As a surgeon, Dr. I. H. Barber was not a pioneer, blazing an untrodden path for others to follow. He was conservative in his character, but let his judgment be convinced that any operation was really necessary for the patient's best good, and he would go fearlessly as far as the most daring. His readiness and promptness of action were well portrayed in the following incident, that occurred in the County Hospital some years since. A patient had done very badly under an anesthetic, and ordinary procedure failing to relieve the asphyxia, without a word, or a moment's hesitation, the doctor seized a tenaculum, transfixed the trachea, and with a single cut laid open several rings of the trachea, giving immediate relief. Perhaps his most marked feature as a surgeon was what might be called his practical surgical common sense. This was the result of a very large experience and close observation, and rare ability in applying the same in similar cases. His help, judgment, and prognosis, was much sought and highly prized by many of his professional brethren, who knew that he possessed this quality. As a man and friend the doctor was candid to an extreme degree, outspoken, fearless, truthful, and honest, would say just what he thought without flattery, was very fond of, and loyal to his profession and its code of ethics, was very careful to treat his professional brethren as he would like them to treat him. He was generous to his professional brothers and ever ready to respond to calls from them for service or help.
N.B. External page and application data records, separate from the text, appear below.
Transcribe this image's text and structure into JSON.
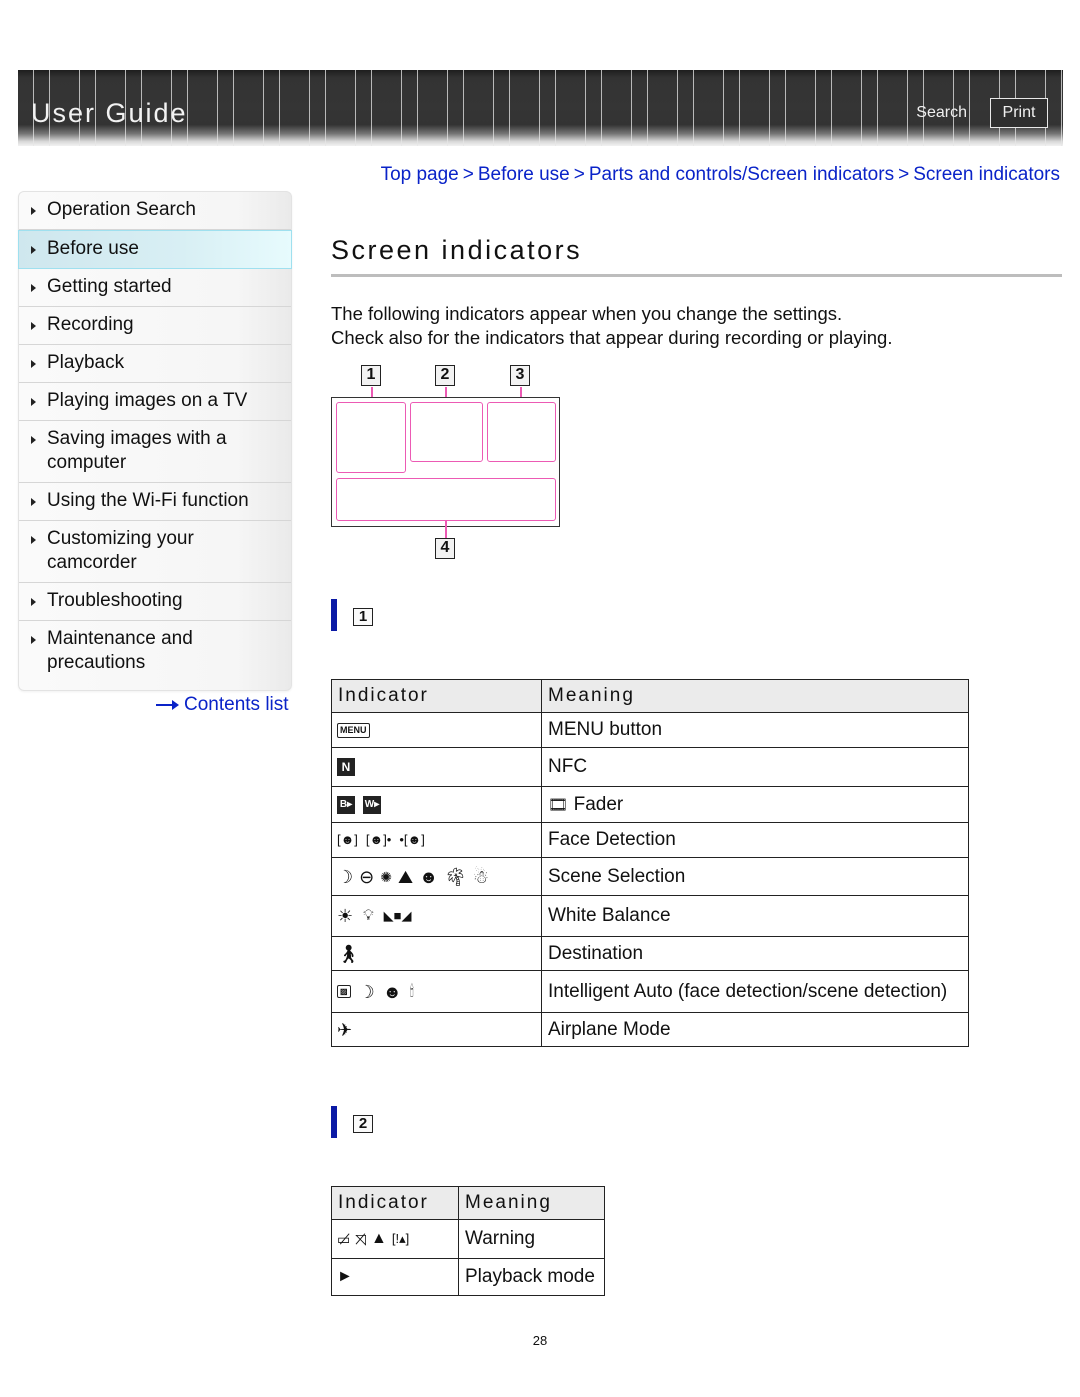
{
  "header": {
    "title": "User Guide",
    "search_label": "Search",
    "print_label": "Print"
  },
  "sidebar": {
    "items": [
      {
        "label": "Operation Search",
        "active": false
      },
      {
        "label": "Before use",
        "active": true
      },
      {
        "label": "Getting started",
        "active": false
      },
      {
        "label": "Recording",
        "active": false
      },
      {
        "label": "Playback",
        "active": false
      },
      {
        "label": "Playing images on a TV",
        "active": false
      },
      {
        "label": "Saving images with a computer",
        "active": false
      },
      {
        "label": "Using the Wi-Fi function",
        "active": false
      },
      {
        "label": "Customizing your camcorder",
        "active": false
      },
      {
        "label": "Troubleshooting",
        "active": false
      },
      {
        "label": "Maintenance and precautions",
        "active": false
      }
    ],
    "contents_link": "Contents list"
  },
  "breadcrumb": {
    "items": [
      "Top page",
      "Before use",
      "Parts and controls/Screen indicators",
      "Screen indicators"
    ],
    "separator": ">"
  },
  "main": {
    "title": "Screen indicators",
    "intro_line1": "The following indicators appear when you change the settings.",
    "intro_line2": "Check also for the indicators that appear during recording or playing.",
    "diagram": {
      "labels": [
        "1",
        "2",
        "3",
        "4"
      ],
      "accent_color": "#ec5ab4"
    },
    "section1": {
      "marker": "1",
      "headers": {
        "indicator": "Indicator",
        "meaning": "Meaning"
      },
      "rows": [
        {
          "icons": [
            "menu-icon"
          ],
          "meaning": "MENU button"
        },
        {
          "icons": [
            "nfc-icon"
          ],
          "meaning": "NFC"
        },
        {
          "icons": [
            "fader-black-icon",
            "fader-white-icon"
          ],
          "meaning_icon": "film-strip-icon",
          "meaning": "Fader"
        },
        {
          "icons": [
            "face-detection-off-icon",
            "face-detection-on-icon",
            "face-detection-child-priority-icon"
          ],
          "meaning": "Face Detection"
        },
        {
          "icons": [
            "night-scene-icon",
            "sunrise-sunset-icon",
            "fireworks-icon",
            "landscape-icon",
            "night-portrait-icon",
            "beach-icon",
            "snow-icon"
          ],
          "meaning": "Scene Selection"
        },
        {
          "icons": [
            "outdoor-wb-icon",
            "indoor-wb-icon",
            "one-push-wb-icon"
          ],
          "meaning": "White Balance"
        },
        {
          "icons": [
            "destination-icon"
          ],
          "meaning": "Destination"
        },
        {
          "icons": [
            "ia-scene-icon",
            "ia-night-icon",
            "ia-portrait-icon",
            "ia-spotlight-icon"
          ],
          "meaning": "Intelligent Auto (face detection/scene detection)"
        },
        {
          "icons": [
            "airplane-icon"
          ],
          "meaning": "Airplane Mode"
        }
      ]
    },
    "section2": {
      "marker": "2",
      "headers": {
        "indicator": "Indicator",
        "meaning": "Meaning"
      },
      "rows": [
        {
          "icons": [
            "battery-warning-icon",
            "card-warning-icon",
            "warning-triangle-icon",
            "media-warning-icon"
          ],
          "meaning": "Warning"
        },
        {
          "icons": [
            "play-icon"
          ],
          "meaning": "Playback mode"
        }
      ]
    },
    "section_bar_color": "#0b1aa5",
    "link_color": "#0a23c8"
  },
  "footer": {
    "page_number": "28"
  }
}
Dr. Isaac H. Barber died February 5, 1896. He had suffered much for a long time. Finally, a cystic disease of the right kidney, which had taken on malignant degeneration, produced by compression a practically complete obstruction of the lower part of the duodenum, compelled him to take and keep his bed for about a week before his death.

And now, beloved members of his, and our profession, may we, when our fights with death shall cease, and it shall come our turn to pass through the valley of the shadow of death, be able to do so with a mind as serene and tranquil, as calm and fearless, as did our loved friend, associate, and nestor, Dr. Isaac H. Barber, whose only expressed regret when he realized that his illness would prove fatal, was that for him, it ended the practice of medicine.
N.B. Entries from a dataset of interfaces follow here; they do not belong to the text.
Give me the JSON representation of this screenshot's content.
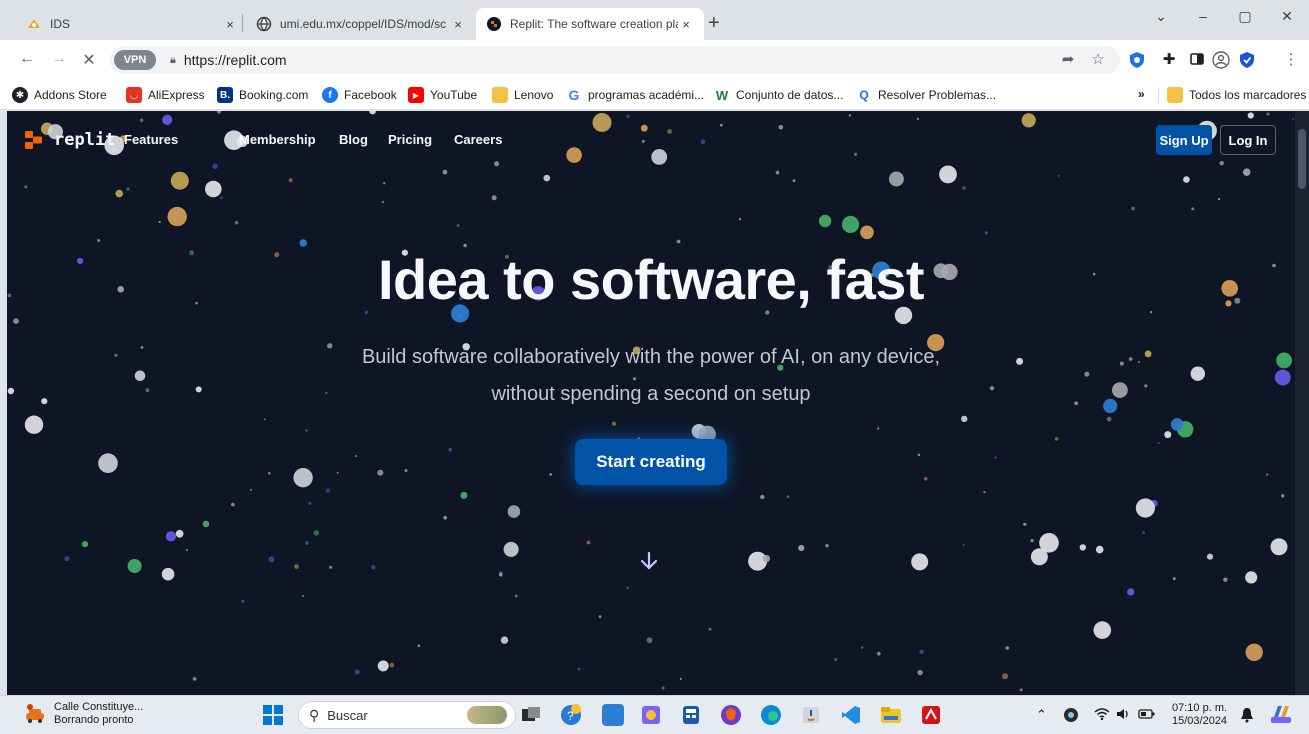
{
  "browser": {
    "tabs": [
      {
        "title": "IDS",
        "close": "×"
      },
      {
        "title": "umi.edu.mx/coppel/IDS/mod/sc",
        "close": "×"
      },
      {
        "title": "Replit: The software creation pla",
        "close": "×"
      }
    ],
    "new_tab": "+",
    "window_controls": {
      "dropdown": "⌄",
      "minimize": "–",
      "restore": "▢",
      "close": "✕"
    },
    "nav": {
      "back": "←",
      "forward": "→",
      "stop": "✕"
    },
    "vpn_badge": "VPN",
    "url": "https://replit.com",
    "bookmarks": [
      {
        "label": "Addons Store",
        "color": "#202124",
        "glyph": "✱"
      },
      {
        "label": "AliExpress",
        "color": "#e43225",
        "glyph": "◡"
      },
      {
        "label": "Booking.com",
        "color": "#003580",
        "glyph": "B."
      },
      {
        "label": "Facebook",
        "color": "#1877f2",
        "glyph": "f"
      },
      {
        "label": "YouTube",
        "color": "#ff0000",
        "glyph": "▶"
      },
      {
        "label": "Lenovo",
        "color": "#f4c142",
        "glyph": ""
      },
      {
        "label": "programas académi...",
        "color": "#ffffff",
        "glyph": "G"
      },
      {
        "label": "Conjunto de datos...",
        "color": "#ffffff",
        "glyph": "W"
      },
      {
        "label": "Resolver Problemas...",
        "color": "#ffffff",
        "glyph": "Q"
      }
    ],
    "bookmarks_overflow": "»",
    "all_bookmarks": "Todos los marcadores"
  },
  "replit": {
    "logo": "replit",
    "nav": [
      "Features",
      "Membership",
      "Blog",
      "Pricing",
      "Careers"
    ],
    "sign_up": "Sign Up",
    "log_in": "Log In",
    "hero_title": "Idea to software, fast",
    "hero_subtitle": "Build software collaboratively with the power of AI, on any device, without spending a second on setup",
    "cta": "Start creating",
    "colors": {
      "background": "#0e1525",
      "primary": "#0053a6",
      "logo_orange": "#f26207"
    }
  },
  "taskbar": {
    "weather_title": "Calle Constituye...",
    "weather_sub": "Borrando pronto",
    "search_placeholder": "Buscar",
    "time": "07:10 p. m.",
    "date": "15/03/2024"
  }
}
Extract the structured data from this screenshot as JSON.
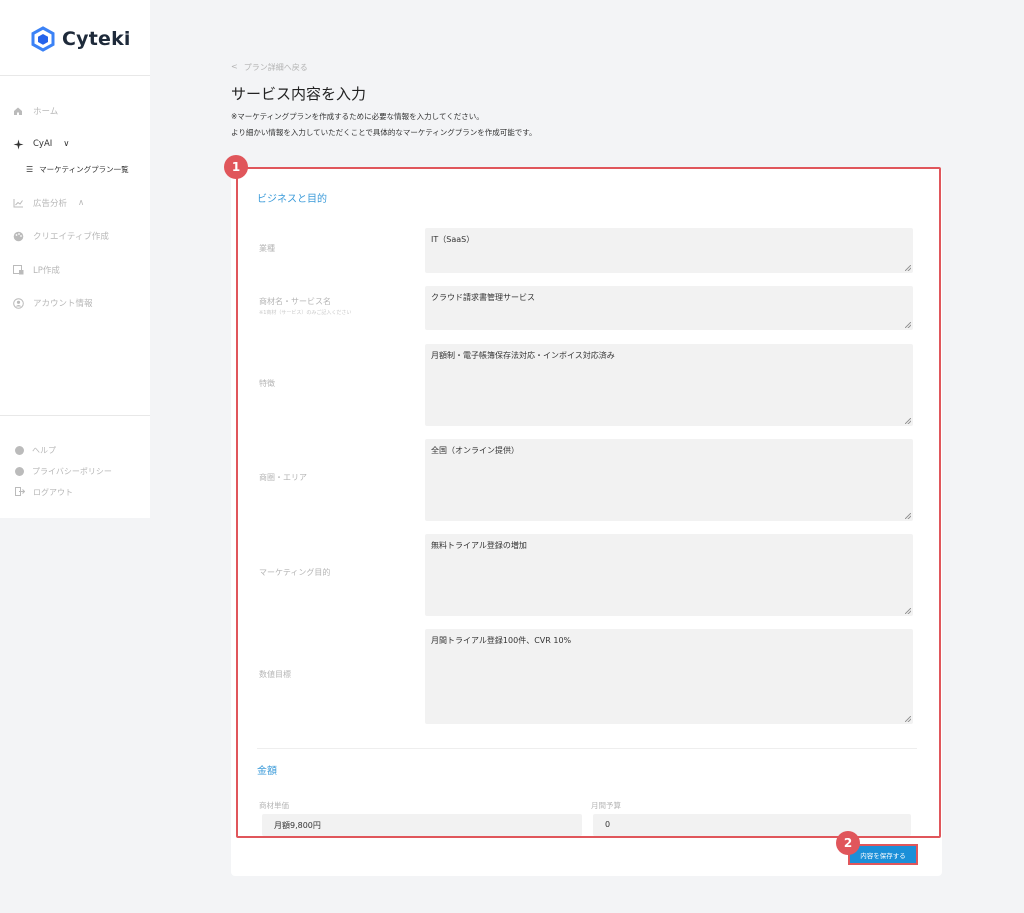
{
  "app": {
    "name": "Cyteki",
    "brand_color": "#3b82f6"
  },
  "sidebar": {
    "items": [
      {
        "label": "ホーム",
        "icon": "home-icon"
      },
      {
        "label": "CyAI",
        "icon": "sparkle-icon",
        "chevron": "∨"
      },
      {
        "label": "広告分析",
        "icon": "chart-icon",
        "chevron": "∧"
      },
      {
        "label": "クリエイティブ作成",
        "icon": "palette-icon"
      },
      {
        "label": "LP作成",
        "icon": "lp-icon"
      },
      {
        "label": "アカウント情報",
        "icon": "account-icon"
      }
    ],
    "sub_item": {
      "label": "マーケティングプラン一覧",
      "icon": "list-icon"
    },
    "bottom_items": [
      {
        "label": "ヘルプ",
        "icon": "help-icon"
      },
      {
        "label": "プライバシーポリシー",
        "icon": "info-icon"
      },
      {
        "label": "ログアウト",
        "icon": "logout-icon"
      }
    ]
  },
  "header": {
    "back_link": "プラン詳細へ戻る",
    "title": "サービス内容を入力",
    "desc1": "※マーケティングプランを作成するために必要な情報を入力してください。",
    "desc2": "より細かい情報を入力していただくことで具体的なマーケティングプランを作成可能です。"
  },
  "form": {
    "section1": "ビジネスと目的",
    "fields": [
      {
        "label": "業種",
        "value": "IT（SaaS）"
      },
      {
        "label": "商材名・サービス名",
        "sublabel": "※1商材（サービス）のみご記入ください",
        "value": "クラウド請求書管理サービス"
      },
      {
        "label": "特徴",
        "value": "月額制・電子帳簿保存法対応・インボイス対応済み"
      },
      {
        "label": "商圏・エリア",
        "value": "全国（オンライン提供）"
      },
      {
        "label": "マーケティング目的",
        "value": "無料トライアル登録の増加"
      },
      {
        "label": "数値目標",
        "value": "月間トライアル登録100件、CVR 10%"
      }
    ],
    "section2": "金額",
    "price_label": "商材単価",
    "price_value": "月額9,800円",
    "budget_label": "月間予算",
    "budget_value": "0"
  },
  "actions": {
    "save_label": "内容を保存する"
  },
  "annotations": {
    "badge1": "1",
    "badge2": "2"
  }
}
William Maddren
Z. Taylor Emery


The Brooklyn Medical Journal, Vol. XI, January-December, 1897, Medical Society of County of Kings, 356 Bridge Street, Brooklyn, N. Y., p. 212- 217.


Last update April 7, 2009